┏━━
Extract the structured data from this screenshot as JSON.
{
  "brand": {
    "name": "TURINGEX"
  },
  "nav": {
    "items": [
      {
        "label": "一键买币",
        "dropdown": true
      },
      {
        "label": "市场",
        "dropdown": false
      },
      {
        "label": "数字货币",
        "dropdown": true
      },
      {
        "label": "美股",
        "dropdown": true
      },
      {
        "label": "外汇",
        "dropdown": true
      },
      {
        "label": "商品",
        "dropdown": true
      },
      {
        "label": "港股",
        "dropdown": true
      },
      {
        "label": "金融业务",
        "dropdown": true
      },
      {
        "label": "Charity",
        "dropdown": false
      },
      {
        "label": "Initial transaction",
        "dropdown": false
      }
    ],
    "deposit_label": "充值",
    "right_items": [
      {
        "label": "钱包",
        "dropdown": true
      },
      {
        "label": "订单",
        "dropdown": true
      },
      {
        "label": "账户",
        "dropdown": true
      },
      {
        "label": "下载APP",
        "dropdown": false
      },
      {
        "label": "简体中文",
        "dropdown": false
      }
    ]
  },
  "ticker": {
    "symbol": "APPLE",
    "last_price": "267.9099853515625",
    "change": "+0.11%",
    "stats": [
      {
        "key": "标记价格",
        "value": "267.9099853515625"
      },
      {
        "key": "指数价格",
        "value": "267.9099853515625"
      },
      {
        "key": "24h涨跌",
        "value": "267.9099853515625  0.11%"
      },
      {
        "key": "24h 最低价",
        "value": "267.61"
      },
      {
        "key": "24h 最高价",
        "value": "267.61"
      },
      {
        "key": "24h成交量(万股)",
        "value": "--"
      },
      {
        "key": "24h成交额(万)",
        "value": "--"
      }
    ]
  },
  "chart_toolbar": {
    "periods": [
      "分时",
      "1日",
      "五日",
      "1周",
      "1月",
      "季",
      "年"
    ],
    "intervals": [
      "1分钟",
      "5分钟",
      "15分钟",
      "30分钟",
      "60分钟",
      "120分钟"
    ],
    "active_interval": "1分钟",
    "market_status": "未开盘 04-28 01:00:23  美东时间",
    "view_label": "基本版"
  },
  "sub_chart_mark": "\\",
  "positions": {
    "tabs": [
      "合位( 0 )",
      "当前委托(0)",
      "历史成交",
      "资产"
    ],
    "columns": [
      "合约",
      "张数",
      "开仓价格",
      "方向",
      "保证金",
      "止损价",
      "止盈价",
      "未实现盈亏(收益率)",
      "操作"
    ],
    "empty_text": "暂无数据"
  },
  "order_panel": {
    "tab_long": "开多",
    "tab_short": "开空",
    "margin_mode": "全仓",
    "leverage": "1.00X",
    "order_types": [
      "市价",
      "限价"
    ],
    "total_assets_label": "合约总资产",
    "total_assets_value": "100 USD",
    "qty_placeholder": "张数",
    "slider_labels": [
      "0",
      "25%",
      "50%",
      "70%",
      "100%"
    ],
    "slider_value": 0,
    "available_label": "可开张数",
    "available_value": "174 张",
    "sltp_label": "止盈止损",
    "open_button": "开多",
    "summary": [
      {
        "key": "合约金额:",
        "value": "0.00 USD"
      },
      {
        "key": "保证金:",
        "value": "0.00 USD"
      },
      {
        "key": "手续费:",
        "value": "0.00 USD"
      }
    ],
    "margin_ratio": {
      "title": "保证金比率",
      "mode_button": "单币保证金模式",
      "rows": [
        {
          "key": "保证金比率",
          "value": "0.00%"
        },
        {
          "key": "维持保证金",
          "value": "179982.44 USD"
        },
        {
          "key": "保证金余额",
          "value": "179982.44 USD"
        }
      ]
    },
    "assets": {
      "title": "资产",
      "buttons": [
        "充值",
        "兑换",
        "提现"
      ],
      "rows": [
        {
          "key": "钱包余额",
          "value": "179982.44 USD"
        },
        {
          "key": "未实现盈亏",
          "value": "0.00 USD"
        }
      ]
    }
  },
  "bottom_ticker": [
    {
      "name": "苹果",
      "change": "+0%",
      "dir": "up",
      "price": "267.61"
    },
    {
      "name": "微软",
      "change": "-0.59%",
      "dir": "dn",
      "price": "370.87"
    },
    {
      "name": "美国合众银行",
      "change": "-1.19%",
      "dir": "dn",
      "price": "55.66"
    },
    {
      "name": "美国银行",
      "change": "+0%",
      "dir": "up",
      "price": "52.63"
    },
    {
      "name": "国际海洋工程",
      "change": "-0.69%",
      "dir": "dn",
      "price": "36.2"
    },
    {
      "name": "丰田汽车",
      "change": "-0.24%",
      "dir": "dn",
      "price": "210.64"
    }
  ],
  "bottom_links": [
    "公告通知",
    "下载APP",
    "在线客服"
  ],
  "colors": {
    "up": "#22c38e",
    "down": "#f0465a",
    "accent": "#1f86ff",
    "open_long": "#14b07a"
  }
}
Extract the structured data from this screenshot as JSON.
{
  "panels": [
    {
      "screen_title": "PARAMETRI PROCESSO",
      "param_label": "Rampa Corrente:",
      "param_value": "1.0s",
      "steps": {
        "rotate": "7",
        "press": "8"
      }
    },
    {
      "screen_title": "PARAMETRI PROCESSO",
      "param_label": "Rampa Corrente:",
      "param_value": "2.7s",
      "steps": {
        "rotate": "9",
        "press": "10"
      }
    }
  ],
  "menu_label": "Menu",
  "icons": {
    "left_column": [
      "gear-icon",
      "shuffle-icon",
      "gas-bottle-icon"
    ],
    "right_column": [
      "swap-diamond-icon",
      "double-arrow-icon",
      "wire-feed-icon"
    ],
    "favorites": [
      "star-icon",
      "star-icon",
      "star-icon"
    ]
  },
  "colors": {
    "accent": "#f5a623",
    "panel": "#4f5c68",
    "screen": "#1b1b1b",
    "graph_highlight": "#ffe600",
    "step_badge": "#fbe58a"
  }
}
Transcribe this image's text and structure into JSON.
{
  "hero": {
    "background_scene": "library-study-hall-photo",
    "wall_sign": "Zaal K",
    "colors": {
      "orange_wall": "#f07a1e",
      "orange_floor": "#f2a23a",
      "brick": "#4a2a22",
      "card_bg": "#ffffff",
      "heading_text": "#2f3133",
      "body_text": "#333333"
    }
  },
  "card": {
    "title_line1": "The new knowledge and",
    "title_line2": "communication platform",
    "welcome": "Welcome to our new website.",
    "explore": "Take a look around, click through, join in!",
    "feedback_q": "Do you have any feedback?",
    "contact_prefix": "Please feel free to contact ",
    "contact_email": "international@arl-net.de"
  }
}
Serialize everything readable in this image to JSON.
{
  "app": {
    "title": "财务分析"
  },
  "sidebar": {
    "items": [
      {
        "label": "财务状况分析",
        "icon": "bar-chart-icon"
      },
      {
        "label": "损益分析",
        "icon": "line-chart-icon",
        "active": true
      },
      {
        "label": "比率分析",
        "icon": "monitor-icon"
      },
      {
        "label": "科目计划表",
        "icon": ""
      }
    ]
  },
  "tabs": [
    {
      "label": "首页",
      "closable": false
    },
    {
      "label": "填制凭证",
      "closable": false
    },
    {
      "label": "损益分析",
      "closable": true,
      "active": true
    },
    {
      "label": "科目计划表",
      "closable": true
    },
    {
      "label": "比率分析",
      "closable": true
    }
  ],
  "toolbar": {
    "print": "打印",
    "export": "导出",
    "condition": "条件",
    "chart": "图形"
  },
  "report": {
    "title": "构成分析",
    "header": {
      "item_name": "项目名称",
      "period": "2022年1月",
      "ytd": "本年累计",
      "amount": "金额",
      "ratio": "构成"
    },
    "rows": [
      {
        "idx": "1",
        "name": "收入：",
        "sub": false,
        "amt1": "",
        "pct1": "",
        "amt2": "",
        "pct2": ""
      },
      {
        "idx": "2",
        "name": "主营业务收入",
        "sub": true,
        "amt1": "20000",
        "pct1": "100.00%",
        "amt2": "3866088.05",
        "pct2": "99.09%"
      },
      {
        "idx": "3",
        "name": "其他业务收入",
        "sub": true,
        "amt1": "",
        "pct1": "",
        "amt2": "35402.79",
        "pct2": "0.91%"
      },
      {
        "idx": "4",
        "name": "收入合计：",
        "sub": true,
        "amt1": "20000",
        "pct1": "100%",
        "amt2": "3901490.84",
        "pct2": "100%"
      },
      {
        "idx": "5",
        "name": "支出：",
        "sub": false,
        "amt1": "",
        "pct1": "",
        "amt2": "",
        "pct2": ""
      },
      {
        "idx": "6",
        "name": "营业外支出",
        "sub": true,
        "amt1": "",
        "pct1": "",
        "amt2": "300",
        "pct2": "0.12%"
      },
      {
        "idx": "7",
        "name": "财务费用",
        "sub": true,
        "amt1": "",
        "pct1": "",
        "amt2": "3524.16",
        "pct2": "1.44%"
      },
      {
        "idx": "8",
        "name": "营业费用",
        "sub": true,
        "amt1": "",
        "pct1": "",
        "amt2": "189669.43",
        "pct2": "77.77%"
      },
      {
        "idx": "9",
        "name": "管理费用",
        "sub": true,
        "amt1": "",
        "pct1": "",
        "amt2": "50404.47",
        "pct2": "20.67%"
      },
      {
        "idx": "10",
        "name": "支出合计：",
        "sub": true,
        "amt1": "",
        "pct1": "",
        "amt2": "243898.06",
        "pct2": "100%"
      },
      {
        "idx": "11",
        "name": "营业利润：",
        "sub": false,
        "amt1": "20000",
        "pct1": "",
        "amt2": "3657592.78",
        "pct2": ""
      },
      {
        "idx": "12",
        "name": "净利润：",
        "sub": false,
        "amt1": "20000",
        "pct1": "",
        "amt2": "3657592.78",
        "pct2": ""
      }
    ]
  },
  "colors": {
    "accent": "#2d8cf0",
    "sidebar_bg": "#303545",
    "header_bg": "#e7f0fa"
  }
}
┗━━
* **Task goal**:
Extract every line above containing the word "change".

* **Solution**:
    "change": "+0.11%",
      "change": "+0%",
      "change": "-0.59%",
      "change": "-1.19%",
      "change": "+0%",
      "change": "-0.69%",
      "change": "-0.24%",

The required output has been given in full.